That said, being novellas, they aren't terribly long, and not awful bathroom reads. I would say The Song Thief is probably worth reading on it's own. I think the Fatherite moments that annoyed me were more because I'd just slogged through five other novellas.
And because Thief of Fate left such an awful taste in my mouth.
All that being said...
If you could give Bard's Tale a quick read (or if theBruce can give Destiny Knight a read), I'm curious as to how those compare to the source material. I'm morbidly curious as to if Thief of Fate was especially bad, or if they all were and I'm just not familiar enough to notice.
Posted: Tue Oct 02, 2018 10:15 am
Very interesting input Drool! Thanks for all that.

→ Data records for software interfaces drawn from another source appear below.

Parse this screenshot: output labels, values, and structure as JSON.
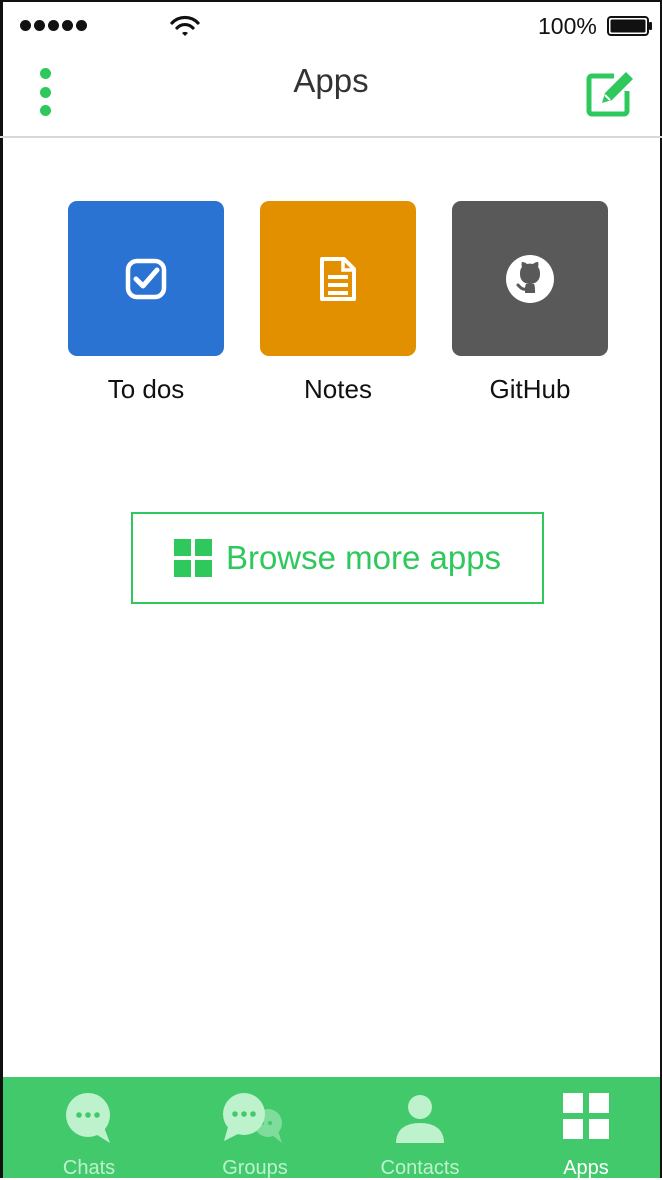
{
  "status_bar": {
    "battery_percent": "100%"
  },
  "nav": {
    "title": "Apps",
    "menu_icon": "vertical-dots-icon",
    "compose_icon": "compose-icon"
  },
  "apps": [
    {
      "label": "To dos",
      "icon": "checkbox-icon",
      "color": "#2a73d2"
    },
    {
      "label": "Notes",
      "icon": "note-icon",
      "color": "#e39000"
    },
    {
      "label": "GitHub",
      "icon": "github-icon",
      "color": "#595959"
    }
  ],
  "browse_button": {
    "label": "Browse more apps",
    "icon": "grid-icon"
  },
  "tab_bar": {
    "tabs": [
      {
        "label": "Chats",
        "icon": "chat-bubble-icon",
        "active": false
      },
      {
        "label": "Groups",
        "icon": "group-chat-icon",
        "active": false
      },
      {
        "label": "Contacts",
        "icon": "person-icon",
        "active": false
      },
      {
        "label": "Apps",
        "icon": "grid-icon",
        "active": true
      }
    ]
  },
  "colors": {
    "accent": "#2ec85d",
    "tabbar_bg": "#42c96c"
  }
}
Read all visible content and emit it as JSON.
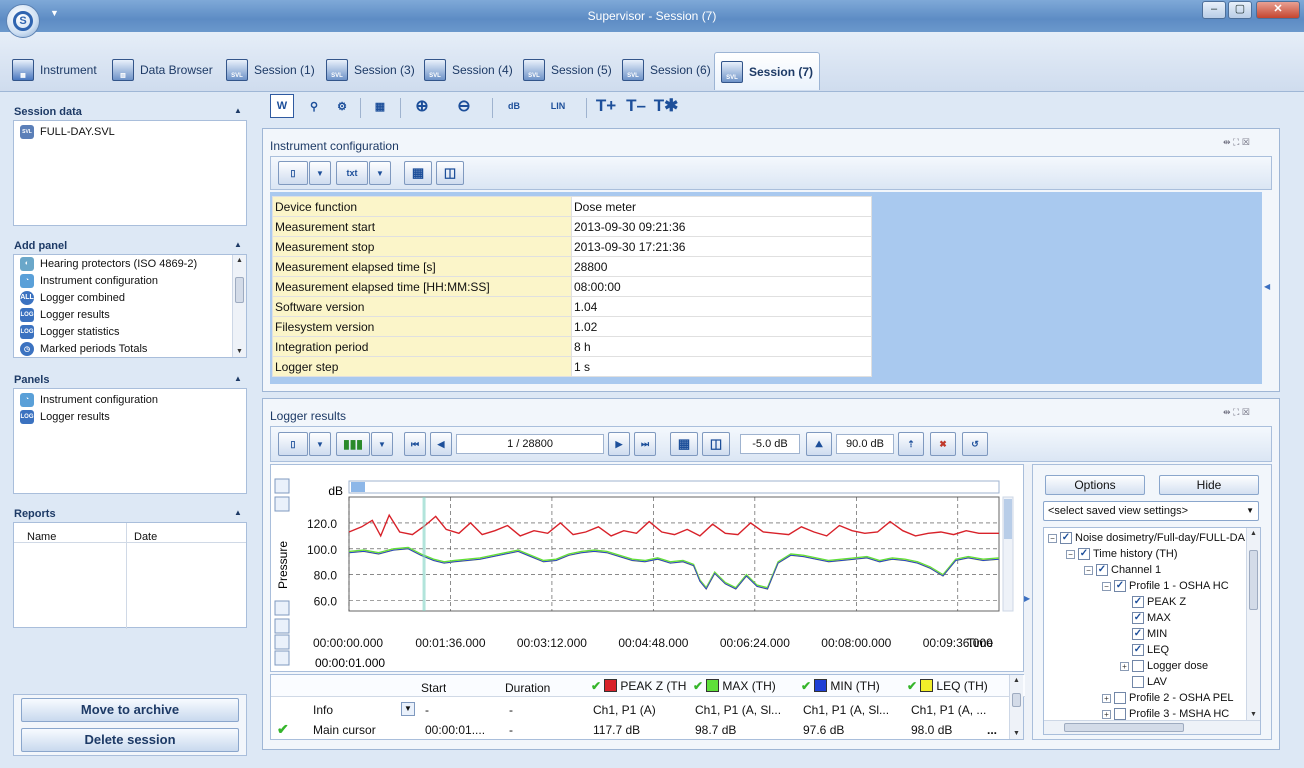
{
  "window": {
    "title": "Supervisor - Session (7)",
    "min": "–",
    "max": "▢",
    "close": "✕"
  },
  "tabs": [
    {
      "label": "Instrument"
    },
    {
      "label": "Data Browser"
    },
    {
      "label": "Session (1)"
    },
    {
      "label": "Session (3)"
    },
    {
      "label": "Session (4)"
    },
    {
      "label": "Session (5)"
    },
    {
      "label": "Session (6)"
    },
    {
      "label": "Session (7)"
    }
  ],
  "sidebar": {
    "session_data": {
      "title": "Session data",
      "items": [
        "FULL-DAY.SVL"
      ]
    },
    "add_panel": {
      "title": "Add panel",
      "items": [
        "Hearing protectors (ISO 4869-2)",
        "Instrument configuration",
        "Logger combined",
        "Logger results",
        "Logger statistics",
        "Marked periods Totals"
      ]
    },
    "panels": {
      "title": "Panels",
      "items": [
        "Instrument configuration",
        "Logger results"
      ]
    },
    "reports": {
      "title": "Reports",
      "col_name": "Name",
      "col_date": "Date"
    },
    "move_to_archive": "Move to archive",
    "delete_session": "Delete session"
  },
  "icons": {
    "log": "LOG",
    "all": "ALL",
    "svl": "SVL",
    "txt": "txt",
    "db": "dB",
    "lin": "LIN",
    "t_plus": "T+",
    "t_minus": "T–",
    "t_star": "T✱"
  },
  "instrument_config": {
    "title": "Instrument configuration",
    "rows": [
      {
        "key": "Device function",
        "value": "Dose meter"
      },
      {
        "key": "Measurement start",
        "value": "2013-09-30 09:21:36"
      },
      {
        "key": "Measurement stop",
        "value": "2013-09-30 17:21:36"
      },
      {
        "key": "Measurement elapsed time [s]",
        "value": "28800"
      },
      {
        "key": "Measurement elapsed time [HH:MM:SS]",
        "value": "08:00:00"
      },
      {
        "key": "Software version",
        "value": "1.04"
      },
      {
        "key": "Filesystem version",
        "value": "1.02"
      },
      {
        "key": "Integration period",
        "value": "8 h"
      },
      {
        "key": "Logger step",
        "value": "1 s"
      }
    ]
  },
  "logger_results": {
    "title": "Logger results",
    "page_counter": "1 / 28800",
    "range_low": "-5.0 dB",
    "range_high": "90.0 dB",
    "cursor_time": "00:00:01.000",
    "grid": {
      "headers": [
        "Start",
        "Duration",
        "PEAK Z (TH",
        "MAX (TH)",
        "MIN (TH)",
        "LEQ (TH)"
      ],
      "info_row": {
        "label": "Info",
        "start": "-",
        "duration": "-",
        "peak": "Ch1, P1 (A)",
        "max": "Ch1, P1 (A, Sl...",
        "min": "Ch1, P1 (A, Sl...",
        "leq": "Ch1, P1 (A, ..."
      },
      "cursor_row": {
        "label": "Main cursor",
        "start": "00:00:01....",
        "duration": "-",
        "peak": "117.7 dB",
        "max": "98.7 dB",
        "min": "97.6 dB",
        "leq": "98.0 dB"
      },
      "more": "..."
    },
    "options_label": "Options",
    "hide_label": "Hide",
    "view_select": "<select saved view settings>",
    "tree": [
      {
        "label": "Noise dosimetry/Full-day/FULL-DA"
      },
      {
        "label": "Time history (TH)"
      },
      {
        "label": "Channel 1"
      },
      {
        "label": "Profile 1 - OSHA HC"
      },
      {
        "label": "PEAK Z"
      },
      {
        "label": "MAX"
      },
      {
        "label": "MIN"
      },
      {
        "label": "LEQ"
      },
      {
        "label": "Logger dose"
      },
      {
        "label": "LAV"
      },
      {
        "label": "Profile 2 - OSHA PEL"
      },
      {
        "label": "Profile 3 - MSHA HC"
      }
    ]
  },
  "colors": {
    "peak": "#d8222a",
    "max": "#5ee03a",
    "min": "#1f3fd6",
    "leq": "#f2ee2a"
  },
  "chart_data": {
    "type": "line",
    "ylabel": "Pressure",
    "yunit": "dB",
    "xlabel": "Time",
    "x_ticks": [
      "00:00:00.000",
      "00:01:36.000",
      "00:03:12.000",
      "00:04:48.000",
      "00:06:24.000",
      "00:08:00.000",
      "00:09:36.000"
    ],
    "y_ticks": [
      120.0,
      100.0,
      80.0,
      60.0
    ],
    "ylim": [
      52,
      140
    ],
    "xlim": [
      0,
      615
    ],
    "grid": true,
    "series": [
      {
        "name": "PEAK Z (TH",
        "color": "#d8222a",
        "points": [
          [
            0,
            113
          ],
          [
            12,
            117
          ],
          [
            22,
            122
          ],
          [
            30,
            110
          ],
          [
            38,
            126
          ],
          [
            48,
            113
          ],
          [
            60,
            111
          ],
          [
            72,
            118
          ],
          [
            82,
            125
          ],
          [
            92,
            115
          ],
          [
            104,
            112
          ],
          [
            115,
            120
          ],
          [
            126,
            111
          ],
          [
            138,
            114
          ],
          [
            150,
            118
          ],
          [
            162,
            110
          ],
          [
            175,
            114
          ],
          [
            188,
            112
          ],
          [
            200,
            120
          ],
          [
            212,
            111
          ],
          [
            224,
            113
          ],
          [
            236,
            117
          ],
          [
            248,
            110
          ],
          [
            260,
            114
          ],
          [
            272,
            112
          ],
          [
            284,
            121
          ],
          [
            296,
            113
          ],
          [
            308,
            111
          ],
          [
            320,
            115
          ],
          [
            332,
            110
          ],
          [
            344,
            119
          ],
          [
            356,
            112
          ],
          [
            368,
            111
          ],
          [
            380,
            120
          ],
          [
            392,
            113
          ],
          [
            404,
            112
          ],
          [
            416,
            111
          ],
          [
            428,
            117
          ],
          [
            440,
            113
          ],
          [
            452,
            110
          ],
          [
            464,
            118
          ],
          [
            476,
            114
          ],
          [
            488,
            112
          ],
          [
            500,
            113
          ],
          [
            512,
            121
          ],
          [
            524,
            114
          ],
          [
            536,
            110
          ],
          [
            548,
            112
          ],
          [
            560,
            113
          ],
          [
            572,
            111
          ],
          [
            584,
            114
          ],
          [
            596,
            112
          ],
          [
            615,
            112
          ]
        ]
      },
      {
        "name": "MAX (TH)",
        "color": "#5ee03a",
        "points": [
          [
            0,
            98
          ],
          [
            14,
            99
          ],
          [
            28,
            97
          ],
          [
            42,
            100
          ],
          [
            56,
            101
          ],
          [
            68,
            96
          ],
          [
            80,
            92
          ],
          [
            90,
            90
          ],
          [
            100,
            91
          ],
          [
            112,
            92
          ],
          [
            124,
            93
          ],
          [
            136,
            95
          ],
          [
            148,
            97
          ],
          [
            160,
            99
          ],
          [
            172,
            95
          ],
          [
            184,
            91
          ],
          [
            196,
            92
          ],
          [
            208,
            96
          ],
          [
            220,
            98
          ],
          [
            232,
            99
          ],
          [
            244,
            98
          ],
          [
            256,
            95
          ],
          [
            268,
            92
          ],
          [
            280,
            91
          ],
          [
            292,
            93
          ],
          [
            304,
            90
          ],
          [
            316,
            91
          ],
          [
            326,
            88
          ],
          [
            332,
            76
          ],
          [
            338,
            70
          ],
          [
            346,
            82
          ],
          [
            356,
            74
          ],
          [
            366,
            70
          ],
          [
            376,
            80
          ],
          [
            386,
            72
          ],
          [
            396,
            70
          ],
          [
            406,
            90
          ],
          [
            418,
            96
          ],
          [
            430,
            95
          ],
          [
            442,
            93
          ],
          [
            454,
            91
          ],
          [
            466,
            92
          ],
          [
            478,
            93
          ],
          [
            490,
            94
          ],
          [
            502,
            91
          ],
          [
            514,
            93
          ],
          [
            526,
            92
          ],
          [
            538,
            90
          ],
          [
            550,
            86
          ],
          [
            562,
            80
          ],
          [
            574,
            92
          ],
          [
            586,
            94
          ],
          [
            600,
            92
          ],
          [
            615,
            93
          ]
        ]
      },
      {
        "name": "MIN (TH)",
        "color": "#1f3fd6",
        "points": [
          [
            0,
            97
          ],
          [
            14,
            98
          ],
          [
            28,
            96
          ],
          [
            42,
            99
          ],
          [
            56,
            100
          ],
          [
            68,
            95
          ],
          [
            80,
            91
          ],
          [
            90,
            89
          ],
          [
            100,
            90
          ],
          [
            112,
            91
          ],
          [
            124,
            92
          ],
          [
            136,
            94
          ],
          [
            148,
            96
          ],
          [
            160,
            98
          ],
          [
            172,
            94
          ],
          [
            184,
            90
          ],
          [
            196,
            91
          ],
          [
            208,
            95
          ],
          [
            220,
            97
          ],
          [
            232,
            98
          ],
          [
            244,
            97
          ],
          [
            256,
            94
          ],
          [
            268,
            91
          ],
          [
            280,
            90
          ],
          [
            292,
            92
          ],
          [
            304,
            89
          ],
          [
            316,
            90
          ],
          [
            326,
            87
          ],
          [
            332,
            75
          ],
          [
            338,
            69
          ],
          [
            346,
            81
          ],
          [
            356,
            73
          ],
          [
            366,
            69
          ],
          [
            376,
            79
          ],
          [
            386,
            71
          ],
          [
            396,
            69
          ],
          [
            406,
            89
          ],
          [
            418,
            95
          ],
          [
            430,
            94
          ],
          [
            442,
            92
          ],
          [
            454,
            90
          ],
          [
            466,
            91
          ],
          [
            478,
            92
          ],
          [
            490,
            93
          ],
          [
            502,
            90
          ],
          [
            514,
            92
          ],
          [
            526,
            91
          ],
          [
            538,
            89
          ],
          [
            550,
            85
          ],
          [
            562,
            79
          ],
          [
            574,
            91
          ],
          [
            586,
            93
          ],
          [
            600,
            91
          ],
          [
            615,
            92
          ]
        ]
      },
      {
        "name": "LEQ (TH)",
        "color": "#f2ee2a",
        "points": [
          [
            0,
            97
          ],
          [
            14,
            98
          ],
          [
            28,
            96
          ],
          [
            42,
            99
          ],
          [
            56,
            100
          ],
          [
            68,
            95
          ],
          [
            80,
            91
          ],
          [
            90,
            89
          ],
          [
            100,
            90
          ],
          [
            112,
            91
          ],
          [
            124,
            92
          ],
          [
            136,
            94
          ],
          [
            148,
            96
          ],
          [
            160,
            98
          ],
          [
            172,
            94
          ],
          [
            184,
            90
          ],
          [
            196,
            91
          ],
          [
            208,
            95
          ],
          [
            220,
            97
          ],
          [
            232,
            98
          ],
          [
            244,
            97
          ],
          [
            256,
            94
          ],
          [
            268,
            91
          ],
          [
            280,
            90
          ],
          [
            292,
            92
          ],
          [
            304,
            89
          ],
          [
            316,
            90
          ],
          [
            326,
            87
          ],
          [
            332,
            75
          ],
          [
            338,
            69
          ],
          [
            346,
            81
          ],
          [
            356,
            73
          ],
          [
            366,
            69
          ],
          [
            376,
            79
          ],
          [
            386,
            71
          ],
          [
            396,
            69
          ],
          [
            406,
            89
          ],
          [
            418,
            95
          ],
          [
            430,
            94
          ],
          [
            442,
            92
          ],
          [
            454,
            90
          ],
          [
            466,
            91
          ],
          [
            478,
            92
          ],
          [
            490,
            93
          ],
          [
            502,
            90
          ],
          [
            514,
            92
          ],
          [
            526,
            91
          ],
          [
            538,
            89
          ],
          [
            550,
            85
          ],
          [
            562,
            79
          ],
          [
            574,
            91
          ],
          [
            586,
            93
          ],
          [
            600,
            91
          ],
          [
            615,
            92
          ]
        ]
      }
    ]
  }
}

I'm certainly not as up to date on game lore by memory as I should be... I'm hoping the lore writeups will help with that, especially for DK and TOF.
I feel like I want to allow some sway for retcons since it's been so long, and it's more like a reboot than a sequel, but really, it's never been intended to be a reboot. What's happening is not the revival of a series, but more like looking back at an old set of stories, and thinking "Let's bring it to this generation as a new property inspired by
the originals," rather than continuing where they left off.
That is, they have BT4, and want to have a story that's in their mind more coherent and open for additional content, which also meant adjusting some backstory from the original content to make it all work; but that then ain't a sequel.
There was a lot of similar debate about Halo when 343 Industries took over from Bungie. The original games were never really intended to be as fleshed out and expansive as the Halo Universe has become, and in taking over with the intent to keep the storyworld growing and expanding, 343 retconned a number of key elements -- or at least added enough to it that the changing history would "make sense" with the new information. That upset a whole lot of hardcore fans. I think the same is happening here with BT.
Don't know how I feel about that.
But, what will be interesting, is when the lore gets to writing up game content side by side with novella content, the changes and contradictions will certainly be more obvious.
Posted: Tue Oct 02, 2018 6:55 pm
I mean, I don't always object to the inclusion of BT4 stuff in the novellas. The Paladin in the Trilogy was a Fatherite and she was okay.
The problem was the apparent desire to kneecap the originals to make the new hotness look better. It's simply tragic what they did to Hawkslayer: basically made him a self-obsessed moronic frat boy.